# WHAT THE EXERCISE ASKS
A precise repetition of every line below is the required answer.

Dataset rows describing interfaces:

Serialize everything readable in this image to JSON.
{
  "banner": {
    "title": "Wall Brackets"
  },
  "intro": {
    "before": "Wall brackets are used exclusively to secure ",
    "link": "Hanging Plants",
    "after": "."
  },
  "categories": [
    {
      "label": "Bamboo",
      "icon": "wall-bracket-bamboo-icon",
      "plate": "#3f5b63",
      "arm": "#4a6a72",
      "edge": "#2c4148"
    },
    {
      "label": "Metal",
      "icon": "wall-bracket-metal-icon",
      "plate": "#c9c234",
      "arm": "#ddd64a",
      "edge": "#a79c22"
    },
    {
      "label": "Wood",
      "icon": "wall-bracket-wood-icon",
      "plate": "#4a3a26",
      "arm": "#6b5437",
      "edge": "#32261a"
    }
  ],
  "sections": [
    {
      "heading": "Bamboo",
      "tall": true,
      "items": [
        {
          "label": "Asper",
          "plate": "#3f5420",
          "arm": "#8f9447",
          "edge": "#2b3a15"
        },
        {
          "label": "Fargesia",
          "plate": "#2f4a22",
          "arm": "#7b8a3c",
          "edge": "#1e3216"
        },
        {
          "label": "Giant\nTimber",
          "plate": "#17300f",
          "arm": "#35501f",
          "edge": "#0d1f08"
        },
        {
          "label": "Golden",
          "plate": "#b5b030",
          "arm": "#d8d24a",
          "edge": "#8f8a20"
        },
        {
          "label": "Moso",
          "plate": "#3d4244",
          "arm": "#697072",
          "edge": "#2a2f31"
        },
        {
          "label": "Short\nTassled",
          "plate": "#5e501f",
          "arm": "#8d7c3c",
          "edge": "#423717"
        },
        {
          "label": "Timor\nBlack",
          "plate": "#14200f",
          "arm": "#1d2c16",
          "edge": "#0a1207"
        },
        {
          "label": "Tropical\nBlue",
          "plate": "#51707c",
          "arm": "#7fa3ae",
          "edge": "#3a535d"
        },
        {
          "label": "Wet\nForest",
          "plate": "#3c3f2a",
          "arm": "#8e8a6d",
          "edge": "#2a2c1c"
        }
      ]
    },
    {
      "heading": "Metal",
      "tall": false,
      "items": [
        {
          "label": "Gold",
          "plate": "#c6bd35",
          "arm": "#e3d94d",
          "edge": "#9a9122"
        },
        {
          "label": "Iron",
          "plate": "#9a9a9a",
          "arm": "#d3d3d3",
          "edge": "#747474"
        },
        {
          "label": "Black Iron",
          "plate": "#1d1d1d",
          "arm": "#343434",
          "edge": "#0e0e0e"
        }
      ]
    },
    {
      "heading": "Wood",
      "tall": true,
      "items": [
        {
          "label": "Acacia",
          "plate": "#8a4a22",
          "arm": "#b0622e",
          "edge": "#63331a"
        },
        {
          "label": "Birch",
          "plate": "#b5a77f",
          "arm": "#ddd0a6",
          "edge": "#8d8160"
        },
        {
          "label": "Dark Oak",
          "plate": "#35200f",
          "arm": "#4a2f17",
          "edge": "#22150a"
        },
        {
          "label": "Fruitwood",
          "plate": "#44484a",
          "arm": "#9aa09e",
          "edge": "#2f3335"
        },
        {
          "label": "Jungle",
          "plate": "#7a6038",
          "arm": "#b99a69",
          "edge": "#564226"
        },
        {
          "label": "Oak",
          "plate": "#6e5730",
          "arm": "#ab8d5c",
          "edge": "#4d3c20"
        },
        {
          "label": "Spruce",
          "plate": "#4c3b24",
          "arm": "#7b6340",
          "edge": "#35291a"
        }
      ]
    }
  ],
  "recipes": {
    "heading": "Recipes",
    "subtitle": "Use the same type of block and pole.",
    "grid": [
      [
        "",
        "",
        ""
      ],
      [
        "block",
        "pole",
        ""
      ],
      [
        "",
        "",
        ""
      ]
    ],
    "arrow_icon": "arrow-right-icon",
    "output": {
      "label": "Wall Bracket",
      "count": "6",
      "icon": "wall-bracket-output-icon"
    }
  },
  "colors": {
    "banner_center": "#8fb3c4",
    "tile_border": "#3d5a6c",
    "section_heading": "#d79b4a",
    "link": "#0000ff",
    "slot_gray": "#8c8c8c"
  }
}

# RESULT
Serialize everything readable in this image to JSON.
{
  "banner": {
    "title": "Wall Brackets"
  },
  "intro": {
    "before": "Wall brackets are used exclusively to secure ",
    "link": "Hanging Plants",
    "after": "."
  },
  "categories": [
    {
      "label": "Bamboo",
      "icon": "wall-bracket-bamboo-icon",
      "plate": "#3f5b63",
      "arm": "#4a6a72",
      "edge": "#2c4148"
    },
    {
      "label": "Metal",
      "icon": "wall-bracket-metal-icon",
      "plate": "#c9c234",
      "arm": "#ddd64a",
      "edge": "#a79c22"
    },
    {
      "label": "Wood",
      "icon": "wall-bracket-wood-icon",
      "plate": "#4a3a26",
      "arm": "#6b5437",
      "edge": "#32261a"
    }
  ],
  "sections": [
    {
      "heading": "Bamboo",
      "tall": true,
      "items": [
        {
          "label": "Asper",
          "plate": "#3f5420",
          "arm": "#8f9447",
          "edge": "#2b3a15"
        },
        {
          "label": "Fargesia",
          "plate": "#2f4a22",
          "arm": "#7b8a3c",
          "edge": "#1e3216"
        },
        {
          "label": "Giant\nTimber",
          "plate": "#17300f",
          "arm": "#35501f",
          "edge": "#0d1f08"
        },
        {
          "label": "Golden",
          "plate": "#b5b030",
          "arm": "#d8d24a",
          "edge": "#8f8a20"
        },
        {
          "label": "Moso",
          "plate": "#3d4244",
          "arm": "#697072",
          "edge": "#2a2f31"
        },
        {
          "label": "Short\nTassled",
          "plate": "#5e501f",
          "arm": "#8d7c3c",
          "edge": "#423717"
        },
        {
          "label": "Timor\nBlack",
          "plate": "#14200f",
          "arm": "#1d2c16",
          "edge": "#0a1207"
        },
        {
          "label": "Tropical\nBlue",
          "plate": "#51707c",
          "arm": "#7fa3ae",
          "edge": "#3a535d"
        },
        {
          "label": "Wet\nForest",
          "plate": "#3c3f2a",
          "arm": "#8e8a6d",
          "edge": "#2a2c1c"
        }
      ]
    },
    {
      "heading": "Metal",
      "tall": false,
      "items": [
        {
          "label": "Gold",
          "plate": "#c6bd35",
          "arm": "#e3d94d",
          "edge": "#9a9122"
        },
        {
          "label": "Iron",
          "plate": "#9a9a9a",
          "arm": "#d3d3d3",
          "edge": "#747474"
        },
        {
          "label": "Black Iron",
          "plate": "#1d1d1d",
          "arm": "#343434",
          "edge": "#0e0e0e"
        }
      ]
    },
    {
      "heading": "Wood",
      "tall": true,
      "items": [
        {
          "label": "Acacia",
          "plate": "#8a4a22",
          "arm": "#b0622e",
          "edge": "#63331a"
        },
        {
          "label": "Birch",
          "plate": "#b5a77f",
          "arm": "#ddd0a6",
          "edge": "#8d8160"
        },
        {
          "label": "Dark Oak",
          "plate": "#35200f",
          "arm": "#4a2f17",
          "edge": "#22150a"
        },
        {
          "label": "Fruitwood",
          "plate": "#44484a",
          "arm": "#9aa09e",
          "edge": "#2f3335"
        },
        {
          "label": "Jungle",
          "plate": "#7a6038",
          "arm": "#b99a69",
          "edge": "#564226"
        },
        {
          "label": "Oak",
          "plate": "#6e5730",
          "arm": "#ab8d5c",
          "edge": "#4d3c20"
        },
        {
          "label": "Spruce",
          "plate": "#4c3b24",
          "arm": "#7b6340",
          "edge": "#35291a"
        }
      ]
    }
  ],
  "recipes": {
    "heading": "Recipes",
    "subtitle": "Use the same type of block and pole.",
    "grid": [
      [
        "",
        "",
        ""
      ],
      [
        "block",
        "pole",
        ""
      ],
      [
        "",
        "",
        ""
      ]
    ],
    "arrow_icon": "arrow-right-icon",
    "output": {
      "label": "Wall Bracket",
      "count": "6",
      "icon": "wall-bracket-output-icon"
    }
  },
  "colors": {
    "banner_center": "#8fb3c4",
    "tile_border": "#3d5a6c",
    "section_heading": "#d79b4a",
    "link": "#0000ff",
    "slot_gray": "#8c8c8c"
  }
}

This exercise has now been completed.